Prevailing wisdom suggests that adequate hydration plays a vital role in weight loss, and you’ve probably heard the advice: “Drink more water to burn fat.”
But how accurate is the idea? More importantly, would dehydration stop you from losing weight effectively? If so, how should you go about drinking water to optimize weight loss and health?
Does Water Play An Important Role In Weight Loss?
Contrary to what many people believe, drinking enough water doesn’t directly impact your ability to burn fat. Weight loss depends on creating and sustaining an energy deficit – consuming fewer calories than you burn daily (1). In doing so, you force your body to break down fat and lean tissue to get the remaining energy it needs to function.
For example, if your body burns 3,000 calories per day, consuming 2,500 would place you in a 500-calorie deficit. As a result, you can expect to lose around one pound of weight per week.
Your hydration status won’t influence the above equation in any significant way.
But Isn’t Hydration Still Important For Weight Loss?
While drinking water doesn’t have a direct effect on your ability to lose weight, staying hydrated is still important for two reasons:
One of the biggest roadblocks people face when losing weight is controlling their appetite (2). As mentioned above, weight loss depends on creating and sustaining an energy deficit, which is often easier said than done. You can eat less food for a while and feel fine. But hunger will catch up, making it challenging to keep going.

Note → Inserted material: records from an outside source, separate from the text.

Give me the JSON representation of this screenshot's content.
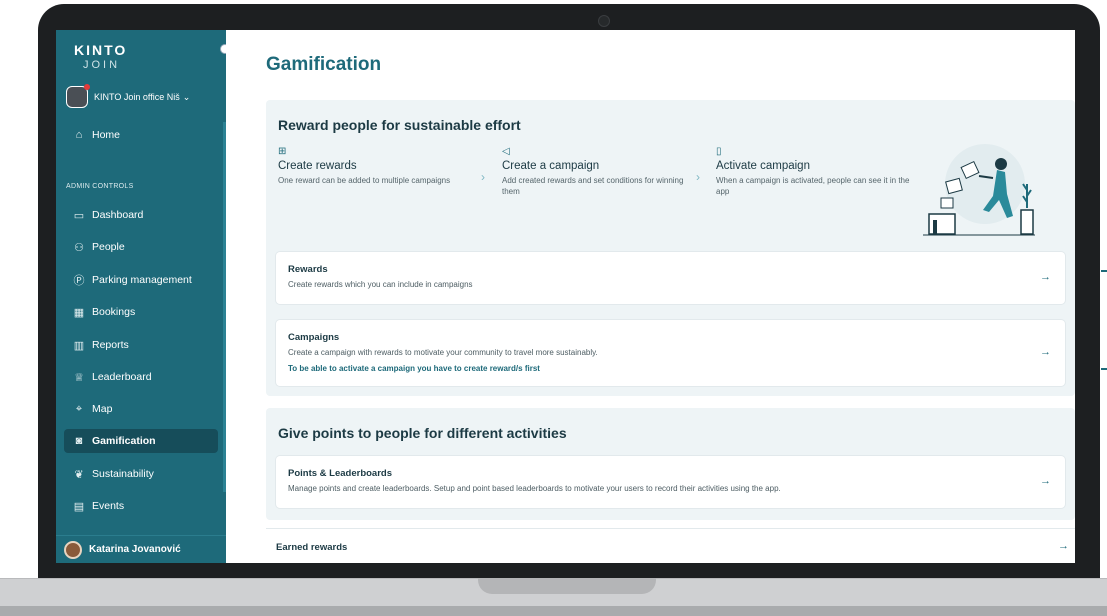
{
  "brand": {
    "logo_top": "KINTO",
    "logo_bottom": "JOIN",
    "accent": "#1e6a7a"
  },
  "office": {
    "name": "KINTO Join office Niš",
    "chevron_icon": "chevron-down-icon"
  },
  "sidebar": {
    "home_label": "Home",
    "section_label": "ADMIN CONTROLS",
    "items": [
      {
        "label": "Dashboard",
        "icon": "dashboard-icon"
      },
      {
        "label": "People",
        "icon": "people-icon"
      },
      {
        "label": "Parking management",
        "icon": "parking-icon"
      },
      {
        "label": "Bookings",
        "icon": "bookings-icon"
      },
      {
        "label": "Reports",
        "icon": "reports-icon"
      },
      {
        "label": "Leaderboard",
        "icon": "leaderboard-icon"
      },
      {
        "label": "Map",
        "icon": "map-icon"
      },
      {
        "label": "Gamification",
        "icon": "gamepad-icon",
        "active": true
      },
      {
        "label": "Sustainability",
        "icon": "leaf-icon"
      },
      {
        "label": "Events",
        "icon": "calendar-icon"
      }
    ],
    "user_name": "Katarina Jovanović"
  },
  "main": {
    "title": "Gamification",
    "reward_section": {
      "heading": "Reward people for sustainable effort",
      "steps": [
        {
          "title": "Create rewards",
          "description": "One reward can be added to multiple campaigns",
          "icon": "gift-icon"
        },
        {
          "title": "Create a campaign",
          "description": "Add created rewards and set conditions for winning them",
          "icon": "megaphone-icon"
        },
        {
          "title": "Activate campaign",
          "description": "When a campaign is activated, people can see it in the app",
          "icon": "phone-icon"
        }
      ],
      "cards": [
        {
          "title": "Rewards",
          "description": "Create rewards which you can include in campaigns"
        },
        {
          "title": "Campaigns",
          "description": "Create a campaign with rewards to motivate your community to travel more sustainably.",
          "warning": "To be able to activate a campaign you have to create reward/s first"
        }
      ]
    },
    "points_section": {
      "heading": "Give points to people for different activities",
      "cards": [
        {
          "title": "Points & Leaderboards",
          "description": "Manage points and create leaderboards. Setup and point based leaderboards to motivate your users to record their activities using the app."
        }
      ]
    },
    "earned": {
      "title": "Earned rewards"
    }
  }
}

While there is no way to avoid some hunger while dieting, adequate hydration can make it easier to manage. According to some research, drinking water before and during meals can increase fullness, allowing subjects to eat less and feel satisfied (3).
A simple thing you can do is place an empty cup on your kitchen table to serve as a reminder to drink water as you start preparing your meals.
2. Athletic Performance
Many people believe that a drop in athletic performance is normal while dieting. The idea makes sense because folks are eating fewer calories, so there isn’t as much available energy to do physical work.
While the idea is true to some degree, dehydration can also cause a performance drop (4). If nothing else, drinking enough water eliminates the possibility that dehydration causes issues, which is a practical way to feel better.
You should drink some liquids before exercise and replace some lost fluids during training, especially if you sweat more.
How Much Water You Should Drink Daily
There are plenty of recommendations for water intake, and most are accurate enough. But your daily water needs will depend on factors, such as:
- Physical activity
- The climate of your country
- How much you sweat
For example, a person who lives in a warmer country and sweats more will need more water than someone who lives up north and barely breaks a sweat.
In any case, a good starting point is for men to drink around 120 fluid ounces of water daily and women – 85 ounces. You can then adjust the intake based on how your body responds.